### What is allocated joint cost?

Allocated joint cost is the portion of the total cost incurred in the production of multiple products that is assigned to each individual product.

### Why is it important to calculate allocated joint cost?

Calculating allocated joint cost is important for determining the cost of each product accurately, making informed decisions regarding pricing, profitability, and resource allocation, and ensuring accurate financial reporting.

### What are the different methods used to calculate allocated joint cost?

Common methods for calculating allocated joint cost include the Net Realizable Value Method, Quantitative Method, Weighted Average Method, and Market Value Method.

### What factors should be considered when choosing a method for calculating allocated joint cost?

Factors to consider when choosing a method include the nature of the products, the production process, the availability of relevant data, and the assumptions and limitations of each method.

### What is the Net Realizable Value Method?

The Net Realizable Value Method allocates joint costs based on the net realizable value of each product, which is calculated by subtracting any additional costs from its sales value.

### What is the Quantitative Method?

The Quantitative Method allocates joint costs based on a predetermined standard or index of production, such as the number of units produced, weight, or volume.

### What is the Weighted Average Method?

The Weighted Average Method allocates joint costs based on weight factors assigned to each unit, which reflect specific characteristics such as unit size, manufacturing difficulty, or material used.

### What is the Market Value Method?

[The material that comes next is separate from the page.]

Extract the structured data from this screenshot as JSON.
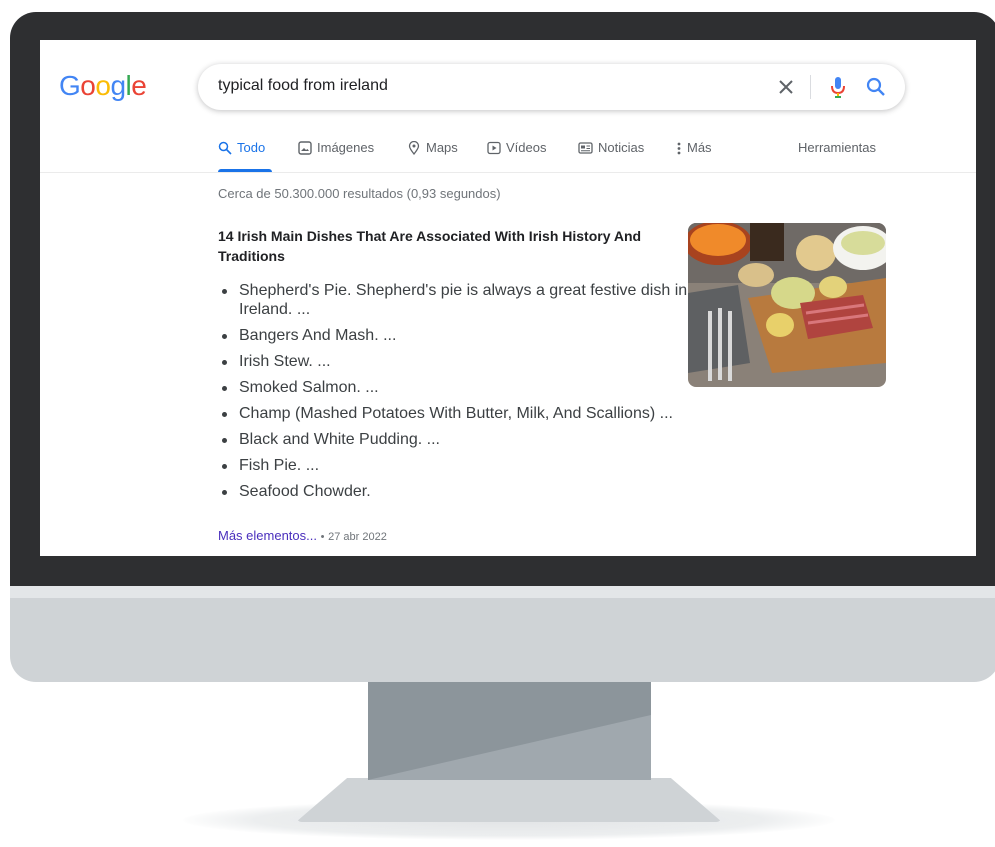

The Market Value Method allocates joint costs based on the relative market values or sales prices of the individual products.